- _What is expected_
Take every line in the entries that includes the word "Sort" and copy it.

- _Saved data entries_
——————

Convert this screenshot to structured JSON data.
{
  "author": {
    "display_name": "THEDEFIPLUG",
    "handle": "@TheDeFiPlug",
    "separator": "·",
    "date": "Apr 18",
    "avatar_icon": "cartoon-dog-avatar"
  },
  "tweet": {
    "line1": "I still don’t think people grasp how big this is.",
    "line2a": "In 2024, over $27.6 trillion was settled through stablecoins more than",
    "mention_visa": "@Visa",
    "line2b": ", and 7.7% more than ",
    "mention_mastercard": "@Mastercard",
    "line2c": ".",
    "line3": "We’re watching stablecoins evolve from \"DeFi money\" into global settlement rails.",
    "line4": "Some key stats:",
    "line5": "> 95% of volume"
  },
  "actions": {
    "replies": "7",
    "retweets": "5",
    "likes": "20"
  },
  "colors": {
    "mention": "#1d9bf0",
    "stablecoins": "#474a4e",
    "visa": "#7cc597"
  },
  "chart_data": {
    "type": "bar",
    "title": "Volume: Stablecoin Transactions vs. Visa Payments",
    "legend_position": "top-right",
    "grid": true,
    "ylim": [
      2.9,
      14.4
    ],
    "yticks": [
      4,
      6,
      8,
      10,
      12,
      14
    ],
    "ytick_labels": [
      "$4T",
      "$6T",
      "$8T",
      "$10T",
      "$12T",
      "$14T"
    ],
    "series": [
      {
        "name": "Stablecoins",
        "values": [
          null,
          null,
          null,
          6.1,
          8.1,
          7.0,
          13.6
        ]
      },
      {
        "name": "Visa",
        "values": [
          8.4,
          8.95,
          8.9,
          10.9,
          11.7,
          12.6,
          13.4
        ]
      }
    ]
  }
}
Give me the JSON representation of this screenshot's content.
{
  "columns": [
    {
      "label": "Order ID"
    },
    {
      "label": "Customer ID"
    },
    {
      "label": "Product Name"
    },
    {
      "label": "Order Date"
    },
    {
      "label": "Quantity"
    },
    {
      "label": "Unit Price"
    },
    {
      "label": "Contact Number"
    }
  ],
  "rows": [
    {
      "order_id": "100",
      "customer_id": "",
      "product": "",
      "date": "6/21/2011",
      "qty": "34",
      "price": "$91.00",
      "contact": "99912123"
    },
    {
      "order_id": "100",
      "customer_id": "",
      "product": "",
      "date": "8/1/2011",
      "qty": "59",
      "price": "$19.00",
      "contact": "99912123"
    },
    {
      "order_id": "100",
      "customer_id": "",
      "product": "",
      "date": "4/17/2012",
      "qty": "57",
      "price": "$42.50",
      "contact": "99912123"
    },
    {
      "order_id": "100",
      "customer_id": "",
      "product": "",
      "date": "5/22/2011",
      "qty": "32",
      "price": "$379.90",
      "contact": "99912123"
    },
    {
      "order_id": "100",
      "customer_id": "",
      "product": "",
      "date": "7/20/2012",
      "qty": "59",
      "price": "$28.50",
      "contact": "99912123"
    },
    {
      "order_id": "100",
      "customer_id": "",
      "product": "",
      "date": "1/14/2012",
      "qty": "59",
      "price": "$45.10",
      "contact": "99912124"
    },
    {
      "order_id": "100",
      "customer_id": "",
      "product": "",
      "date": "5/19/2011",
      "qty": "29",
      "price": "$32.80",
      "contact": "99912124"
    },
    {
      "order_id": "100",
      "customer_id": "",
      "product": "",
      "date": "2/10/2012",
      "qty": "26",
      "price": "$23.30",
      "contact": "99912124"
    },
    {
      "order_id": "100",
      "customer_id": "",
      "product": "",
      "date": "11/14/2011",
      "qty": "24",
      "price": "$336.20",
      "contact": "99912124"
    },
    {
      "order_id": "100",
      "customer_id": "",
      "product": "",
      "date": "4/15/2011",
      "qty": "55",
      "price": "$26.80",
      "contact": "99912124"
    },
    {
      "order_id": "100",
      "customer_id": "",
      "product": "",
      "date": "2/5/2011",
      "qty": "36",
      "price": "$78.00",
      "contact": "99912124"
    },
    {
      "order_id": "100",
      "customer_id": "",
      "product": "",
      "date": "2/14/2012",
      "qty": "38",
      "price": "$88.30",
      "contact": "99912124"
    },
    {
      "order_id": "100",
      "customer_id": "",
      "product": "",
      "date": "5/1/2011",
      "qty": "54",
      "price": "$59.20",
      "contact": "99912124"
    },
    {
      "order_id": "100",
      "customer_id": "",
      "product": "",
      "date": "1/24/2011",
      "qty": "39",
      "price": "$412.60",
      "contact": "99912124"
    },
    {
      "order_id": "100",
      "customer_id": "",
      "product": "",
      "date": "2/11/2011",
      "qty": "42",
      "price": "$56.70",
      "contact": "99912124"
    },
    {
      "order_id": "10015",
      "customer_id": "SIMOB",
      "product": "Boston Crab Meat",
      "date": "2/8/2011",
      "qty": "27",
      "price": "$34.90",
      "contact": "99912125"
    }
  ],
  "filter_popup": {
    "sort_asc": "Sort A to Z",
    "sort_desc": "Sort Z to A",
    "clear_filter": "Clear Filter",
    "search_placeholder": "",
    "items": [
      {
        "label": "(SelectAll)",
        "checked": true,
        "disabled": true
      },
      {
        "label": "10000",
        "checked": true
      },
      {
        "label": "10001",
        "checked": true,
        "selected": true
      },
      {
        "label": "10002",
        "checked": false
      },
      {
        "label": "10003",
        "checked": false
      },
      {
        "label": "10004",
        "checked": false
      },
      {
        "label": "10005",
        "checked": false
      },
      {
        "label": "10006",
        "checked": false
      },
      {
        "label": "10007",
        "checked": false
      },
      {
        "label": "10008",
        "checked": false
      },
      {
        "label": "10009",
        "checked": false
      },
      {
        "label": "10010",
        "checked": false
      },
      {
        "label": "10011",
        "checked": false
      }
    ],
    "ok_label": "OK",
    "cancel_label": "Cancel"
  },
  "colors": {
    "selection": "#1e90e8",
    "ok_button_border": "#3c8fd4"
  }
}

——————

- _Reply_
    "sort_asc": "Sort A to Z",
    "sort_desc": "Sort Z to A",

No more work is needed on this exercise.